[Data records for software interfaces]
____________________
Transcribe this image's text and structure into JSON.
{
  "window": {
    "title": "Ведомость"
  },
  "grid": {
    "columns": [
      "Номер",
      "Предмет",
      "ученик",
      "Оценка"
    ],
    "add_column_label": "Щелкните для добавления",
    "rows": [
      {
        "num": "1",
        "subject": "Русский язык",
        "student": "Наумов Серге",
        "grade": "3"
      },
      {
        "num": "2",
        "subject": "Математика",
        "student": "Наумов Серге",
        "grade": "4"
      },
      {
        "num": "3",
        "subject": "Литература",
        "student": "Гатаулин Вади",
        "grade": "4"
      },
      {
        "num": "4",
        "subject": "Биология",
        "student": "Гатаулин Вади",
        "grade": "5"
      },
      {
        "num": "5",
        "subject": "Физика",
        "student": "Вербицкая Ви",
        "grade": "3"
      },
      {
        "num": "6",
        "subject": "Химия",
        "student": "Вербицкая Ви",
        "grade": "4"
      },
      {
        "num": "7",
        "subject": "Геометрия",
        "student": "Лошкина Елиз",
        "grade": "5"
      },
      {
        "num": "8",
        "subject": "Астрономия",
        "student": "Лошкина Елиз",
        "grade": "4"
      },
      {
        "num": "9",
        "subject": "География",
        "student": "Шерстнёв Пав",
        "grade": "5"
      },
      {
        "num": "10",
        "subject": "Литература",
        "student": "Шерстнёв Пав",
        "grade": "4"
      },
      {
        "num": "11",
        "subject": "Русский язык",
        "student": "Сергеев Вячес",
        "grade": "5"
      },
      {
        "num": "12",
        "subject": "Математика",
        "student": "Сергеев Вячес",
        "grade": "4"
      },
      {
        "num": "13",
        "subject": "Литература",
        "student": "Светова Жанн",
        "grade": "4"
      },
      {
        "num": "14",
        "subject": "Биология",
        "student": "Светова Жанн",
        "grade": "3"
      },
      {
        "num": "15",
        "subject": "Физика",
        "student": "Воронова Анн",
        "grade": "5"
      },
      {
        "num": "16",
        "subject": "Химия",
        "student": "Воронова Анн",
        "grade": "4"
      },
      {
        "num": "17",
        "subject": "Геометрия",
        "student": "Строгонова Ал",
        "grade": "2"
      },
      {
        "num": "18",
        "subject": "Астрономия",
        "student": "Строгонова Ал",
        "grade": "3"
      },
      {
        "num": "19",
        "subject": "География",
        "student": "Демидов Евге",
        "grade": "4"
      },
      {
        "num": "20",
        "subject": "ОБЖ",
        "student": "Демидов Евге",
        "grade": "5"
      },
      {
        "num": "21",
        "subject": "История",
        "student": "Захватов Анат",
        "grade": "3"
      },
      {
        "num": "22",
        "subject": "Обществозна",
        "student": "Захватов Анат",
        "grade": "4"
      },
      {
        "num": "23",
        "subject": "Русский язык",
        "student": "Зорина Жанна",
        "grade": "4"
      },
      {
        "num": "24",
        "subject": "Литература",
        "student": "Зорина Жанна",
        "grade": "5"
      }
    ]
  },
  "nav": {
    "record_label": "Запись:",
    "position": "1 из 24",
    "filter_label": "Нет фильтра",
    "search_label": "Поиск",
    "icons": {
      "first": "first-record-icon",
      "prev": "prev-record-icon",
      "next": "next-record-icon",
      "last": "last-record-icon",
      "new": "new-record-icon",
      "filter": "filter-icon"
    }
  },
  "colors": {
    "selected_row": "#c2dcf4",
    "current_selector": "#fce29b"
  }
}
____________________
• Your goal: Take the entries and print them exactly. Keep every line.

• Answer below:
Transcribe this image's text and structure into JSON.
{
  "window": {
    "title": "Ведомость"
  },
  "grid": {
    "columns": [
      "Номер",
      "Предмет",
      "ученик",
      "Оценка"
    ],
    "add_column_label": "Щелкните для добавления",
    "rows": [
      {
        "num": "1",
        "subject": "Русский язык",
        "student": "Наумов Серге",
        "grade": "3"
      },
      {
        "num": "2",
        "subject": "Математика",
        "student": "Наумов Серге",
        "grade": "4"
      },
      {
        "num": "3",
        "subject": "Литература",
        "student": "Гатаулин Вади",
        "grade": "4"
      },
      {
        "num": "4",
        "subject": "Биология",
        "student": "Гатаулин Вади",
        "grade": "5"
      },
      {
        "num": "5",
        "subject": "Физика",
        "student": "Вербицкая Ви",
        "grade": "3"
      },
      {
        "num": "6",
        "subject": "Химия",
        "student": "Вербицкая Ви",
        "grade": "4"
      },
      {
        "num": "7",
        "subject": "Геометрия",
        "student": "Лошкина Елиз",
        "grade": "5"
      },
      {
        "num": "8",
        "subject": "Астрономия",
        "student": "Лошкина Елиз",
        "grade": "4"
      },
      {
        "num": "9",
        "subject": "География",
        "student": "Шерстнёв Пав",
        "grade": "5"
      },
      {
        "num": "10",
        "subject": "Литература",
        "student": "Шерстнёв Пав",
        "grade": "4"
      },
      {
        "num": "11",
        "subject": "Русский язык",
        "student": "Сергеев Вячес",
        "grade": "5"
      },
      {
        "num": "12",
        "subject": "Математика",
        "student": "Сергеев Вячес",
        "grade": "4"
      },
      {
        "num": "13",
        "subject": "Литература",
        "student": "Светова Жанн",
        "grade": "4"
      },
      {
        "num": "14",
        "subject": "Биология",
        "student": "Светова Жанн",
        "grade": "3"
      },
      {
        "num": "15",
        "subject": "Физика",
        "student": "Воронова Анн",
        "grade": "5"
      },
      {
        "num": "16",
        "subject": "Химия",
        "student": "Воронова Анн",
        "grade": "4"
      },
      {
        "num": "17",
        "subject": "Геометрия",
        "student": "Строгонова Ал",
        "grade": "2"
      },
      {
        "num": "18",
        "subject": "Астрономия",
        "student": "Строгонова Ал",
        "grade": "3"
      },
      {
        "num": "19",
        "subject": "География",
        "student": "Демидов Евге",
        "grade": "4"
      },
      {
        "num": "20",
        "subject": "ОБЖ",
        "student": "Демидов Евге",
        "grade": "5"
      },
      {
        "num": "21",
        "subject": "История",
        "student": "Захватов Анат",
        "grade": "3"
      },
      {
        "num": "22",
        "subject": "Обществозна",
        "student": "Захватов Анат",
        "grade": "4"
      },
      {
        "num": "23",
        "subject": "Русский язык",
        "student": "Зорина Жанна",
        "grade": "4"
      },
      {
        "num": "24",
        "subject": "Литература",
        "student": "Зорина Жанна",
        "grade": "5"
      }
    ]
  },
  "nav": {
    "record_label": "Запись:",
    "position": "1 из 24",
    "filter_label": "Нет фильтра",
    "search_label": "Поиск",
    "icons": {
      "first": "first-record-icon",
      "prev": "prev-record-icon",
      "next": "next-record-icon",
      "last": "last-record-icon",
      "new": "new-record-icon",
      "filter": "filter-icon"
    }
  },
  "colors": {
    "selected_row": "#c2dcf4",
    "current_selector": "#fce29b"
  }
}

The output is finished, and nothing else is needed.